There are two aspects of the pinhole that I love most -- infinite depth of field, allowing me to experiment with near-to-far perspectives, as well as the rectilinear imaging characteristics of the pinhole, which, for ultrawide cameras, allows the creation of fascinating image distortions near the edges.

Copyright © 2010 Scott Speck
Columns in Marble
U.S. National Archives, by Scott Speck, 2 minute ultrawide pinhole exposure, f/138, Fuji 160 4x5 color negative

View it on flickr!
Which new techniques would you like to experiment within the year?
As for new techniques, I want to experiment more with time-evolving scenes, creating blurred impressions of motion, as well as with "ghost images" via multiple exposures. I've done a little of both, but I want to work on both techniques a lot more. I also want to play a lot more with circular anamorphic cameras.
What creative tools and techniques do you use, such as any specific cameras, film, development, or printing processes?
I like ultrawide pinhole cameras, like the Zero Image 4x5, or the Abelson Scope Works "Speck Scope" that is a metal ultrawide pinhole camera. Due to my ultrawide preferences, I typically avoid color slides, with more limited dynamic range, and I go mostly for black/white and some color negative films, since I need to maximize my dynamic range, especially when dealing with the major vignetting characteristics of the ultrawide pinhole. My favorite portrait pinhole films are TMAX 400 and Portra 400, both of which allow me to shoot at ISO=400 in the 4x5 format. For longer exposures, I prefer Fuji Acros-100 b/w film, due to its excellent reciprocity predictability, as well as Fuji Pro 160 film.
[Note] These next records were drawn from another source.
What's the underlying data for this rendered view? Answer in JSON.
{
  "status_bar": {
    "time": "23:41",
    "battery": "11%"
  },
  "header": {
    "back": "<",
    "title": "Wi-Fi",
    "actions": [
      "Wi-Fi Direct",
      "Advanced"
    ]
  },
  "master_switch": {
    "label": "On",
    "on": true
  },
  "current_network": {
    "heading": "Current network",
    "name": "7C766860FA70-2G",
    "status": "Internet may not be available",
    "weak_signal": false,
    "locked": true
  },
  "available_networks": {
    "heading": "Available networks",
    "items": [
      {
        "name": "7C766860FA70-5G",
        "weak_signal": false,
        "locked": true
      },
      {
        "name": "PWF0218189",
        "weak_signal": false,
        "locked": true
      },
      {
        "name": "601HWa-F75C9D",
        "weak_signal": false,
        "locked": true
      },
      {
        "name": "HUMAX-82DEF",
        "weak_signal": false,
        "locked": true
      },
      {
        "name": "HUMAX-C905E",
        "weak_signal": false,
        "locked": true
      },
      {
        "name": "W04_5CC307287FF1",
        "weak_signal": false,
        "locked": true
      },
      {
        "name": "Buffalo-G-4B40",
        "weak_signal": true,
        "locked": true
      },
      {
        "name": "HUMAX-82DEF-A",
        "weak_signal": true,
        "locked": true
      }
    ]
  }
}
When shooting in medium format, I also really like Ilford PanF-50 b/w film.
Why is pinhole photography important to you?
Pinhole photography is the center of my creative universe. I love the simplicity of the format, as well as the challenge of capturing drama and heightening the impact of a scene via infinite depth of field and ultrawide fields of view. The moment I saw my first roll of pinhole negatives, I knew I had found my home in terms of modalities of artistic expression through a camera. No other photographic choice has ever felt so immediately "right" to me.
 
Final Thoughts: Scott's wide angle images are arresting. They are a simple example of how pinhole photography can capture more than the human eye can see, and oftentimes, more than the human mind can imagine. I first interviewed Scott in 2008 for my book. You can find his profile and photo in the Featured Artists section.Learn more about Scott at www.scottspeck.com.

- BJK, June 2010.